The Hay Creek Apple Festival offered two days of apple fun and traditional apple food in every variation.
Held at the historic Joanna Furnace in Robeson Township on Oct. 8 and 9, the festival featured traditional apple food, a flea market, scarecrow building, pumpkin painting, hay rides and the popular Apple Barrel Express.
A highlight of the day was the food, traditional early American dishes and festival favorites such as apple dumplings, apple pies, apple crisp, homemade caramel apples with various toppings, apple fritters, hot mulled cider and freshly pressed cider.
Twins Levi and Eav Martin, 2, along with their older brother Jason, 5, helped feed apples into the 19th-century Joanna Furnace apple cider press that was in operation throughout the day, offering visitors a taste of freshly pressed Hay Creek Cider by the cup or by the half-gallon to take home.
Visiting their grandparents in Elverson, cousins from as far away as Florida tried the apple cider made on the apple press, Amelia Capoocia, 13; Adam Capoocia, 11; Grace Capoocia, 16; Alexandra Ray, 8; Isabella Lindvor, 8, and William Ray, 6.
Then, were apples galore to choose from. Weaver’s Orchard had 11 varieties of apples and four types of pears for sale.
Local Scouts also got into the spirit of the festival. Scout Troop #543G of Plowville, which began meeting over Zoom in 2020, decorated and sold 288 cupcakes. The troop’s most popular cupcakes featured a campfire theme. The girls designed the cupcake decorations themselves.
”A lot of them (the mini marshmallows on top of the campfire cupcakes) get burned. We use a lighter,” said Anna-Marie Horning, 14, from Scout Troop No. 543G of Plowville.
Mabel’s Iron-Kettle Soups, cooked over open fires, can be traced back to the meals served to 19th-century furnace workers’ families. Soups served during the festival included chicken corn, beef vegetable, ham and bean with rivels. Soups were also available by the quart for taking home.
More than 100 vendors, crafters and flea marketers set up for the Hay Creek Apple Festival.
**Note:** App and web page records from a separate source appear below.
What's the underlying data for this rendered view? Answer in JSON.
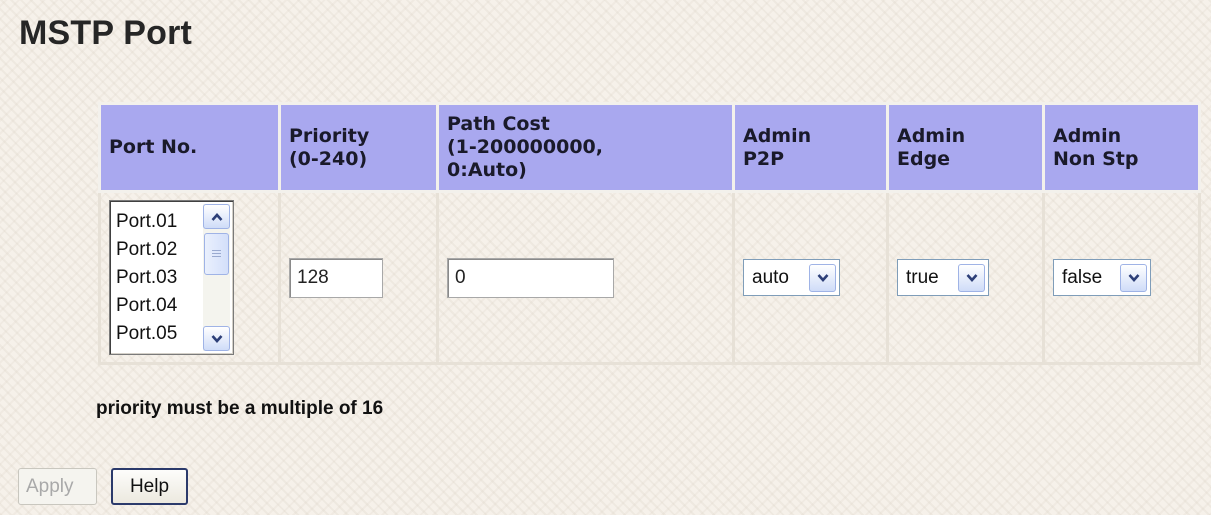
{
  "page": {
    "title": "MSTP Port"
  },
  "table": {
    "headers": {
      "port_no": "Port No.",
      "priority": [
        "Priority",
        "(0-240)"
      ],
      "path_cost": [
        "Path Cost",
        "(1-200000000,",
        "0:Auto)"
      ],
      "admin_p2p": [
        "Admin",
        "P2P"
      ],
      "admin_edge": [
        "Admin",
        "Edge"
      ],
      "admin_non_stp": [
        "Admin",
        "Non Stp"
      ]
    },
    "port_list": [
      "Port.01",
      "Port.02",
      "Port.03",
      "Port.04",
      "Port.05"
    ],
    "priority_value": "128",
    "path_cost_value": "0",
    "admin_p2p_value": "auto",
    "admin_edge_value": "true",
    "admin_non_stp_value": "false"
  },
  "note": "priority must be a multiple of 16",
  "buttons": {
    "apply": "Apply",
    "help": "Help"
  },
  "icons": {
    "scroll_up": "chevron-up-icon",
    "scroll_down": "chevron-down-icon",
    "dropdown": "chevron-down-icon"
  },
  "colors": {
    "header_bg": "#a9a8ef",
    "scroll_button": "#cfdcf8",
    "accent_border": "#2b3a6b"
  }
}
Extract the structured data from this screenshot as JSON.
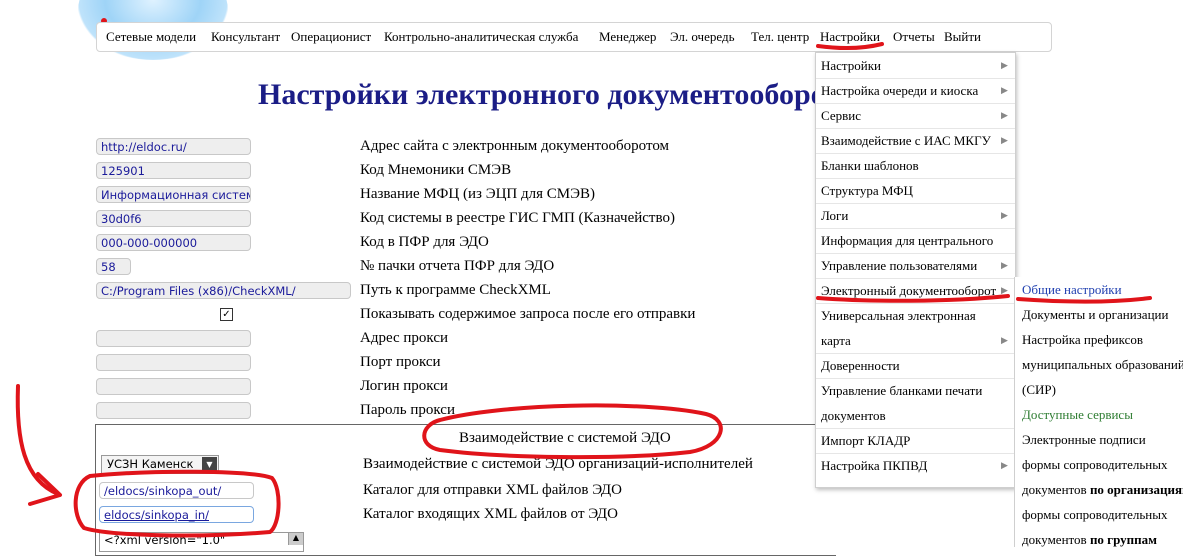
{
  "nav": {
    "items": [
      "Сетевые модели",
      "Консультант",
      "Операционист",
      "Контрольно-аналитическая служба",
      "Менеджер",
      "Эл. очередь",
      "Тел. центр",
      "Настройки",
      "Отчеты",
      "Выйти"
    ]
  },
  "page": {
    "title": "Настройки электронного документооборота"
  },
  "fields": [
    {
      "value": "http://eldoc.ru/",
      "label": "Адрес сайта с электронным документооборотом"
    },
    {
      "value": "125901",
      "label": "Код Мнемоники СМЭВ"
    },
    {
      "value": "Информационная система",
      "label": "Название МФЦ (из ЭЦП для СМЭВ)"
    },
    {
      "value": "30d0f6",
      "label": "Код системы в реестре ГИС ГМП (Казначейство)"
    },
    {
      "value": "000-000-000000",
      "label": "Код в ПФР для ЭДО"
    },
    {
      "value": "58",
      "label": "№ пачки отчета ПФР для ЭДО"
    },
    {
      "value": "C:/Program Files (x86)/CheckXML/",
      "label": "Путь к программе CheckXML"
    },
    {
      "value": "✓",
      "label": "Показывать содержимое запроса после его отправки"
    },
    {
      "value": "",
      "label": "Адрес прокси"
    },
    {
      "value": "",
      "label": "Порт прокси"
    },
    {
      "value": "",
      "label": "Логин прокси"
    },
    {
      "value": "",
      "label": "Пароль прокси"
    }
  ],
  "edo": {
    "section_title": "Взаимодействие с системой ЭДО",
    "org_select": "УСЗН Каменск",
    "org_label": "Взаимодействие с системой ЭДО организаций-исполнителей",
    "out_dir": "/eldocs/sinkopa_out/",
    "out_label": "Каталог для отправки XML файлов ЭДО",
    "in_dir": "eldocs/sinkopa_in/",
    "in_label": "Каталог входящих XML файлов от ЭДО",
    "xml_text": "<?xml version=\"1.0\""
  },
  "dropdown": {
    "items": [
      "Настройки",
      "Настройка очереди и киоска",
      "Сервис",
      "Взаимодействие с ИАС МКГУ",
      "Бланки шаблонов",
      "Структура МФЦ",
      "Логи",
      "Информация для центрального",
      "Управление пользователями",
      "Электронный документооборот",
      "Универсальная электронная",
      "карта",
      "Доверенности",
      "Управление бланками печати",
      "документов",
      "Импорт КЛАДР",
      "Настройка ПКПВД"
    ]
  },
  "submenu": {
    "items": [
      "Общие настройки",
      "Документы и организации",
      "Настройка префиксов",
      "муниципальных образований",
      "(СИР)",
      "Доступные сервисы",
      "Электронные подписи",
      "формы сопроводительных",
      "документов",
      "по организациям",
      "формы сопроводительных",
      "документов",
      "по группам"
    ]
  },
  "colors": {
    "title": "#1b1d86",
    "field_text": "#1a1a9a",
    "link_blue": "#1f3fb0",
    "link_green": "#2e7d32",
    "annotation": "#e0141a"
  }
}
The market included household, antique and vintage, tools, clothing, children’s toys, home décor and craft items.
Side Street Salvage of Elverson, for example, offered pumpkins for sale crafted from reclaimed barn siding and tin roofing.
Siblings Michael, 6; Marcus, 10; Mathan, 12; Miles, 7, of Honey Brook along with their Mom, Tabitha York, checked out Ron Messner’s standard-gauge trains on display.
Wagon Hay Rides were a popular attraction the Apple Festival as was the Apple Barrel Express rides.
Pumpkin painting and scarecrow building as always were popular family activities at the festival.
John Steiginga, 12, and Lila Steiginga, 7, of East Earl painted a pumpkin they named “Fred” at the festival while Sara Krall, Matt Ament, Mace Ament, 6; Luke Ament, 4, built their first ever scarecrow at the festival.
The festival also served as a window into history.
Joanna Furnace in southern Berks is a prime example of the ironmaking industry that fueled the county in the 1800s. The furnace operated from 1791 to 1898. In existence since 1975, the Hay Creek Valley Historical Association owns and oversees Joanna Furnace. While visitors may come and walk the 26-acre site from dusk until dawn, the historic buildings are only open during special events.
During the apple festival, a blacksmith worked in the Blacksmith Shop while interpreters also showed the process of charcoal making in the Charcoal House Museum and molders demonstrated the casting process in the Casting House. The Blowing Engine House showed a 22-minute video of the Joanna Furnace story and visitors had an opportunity to see Hay Creek’s latest restoration project — The Joanna Furnace Wheelwright Shop — which began in 2019 and was completed in the spring of 2020.
Source: Berkshire mont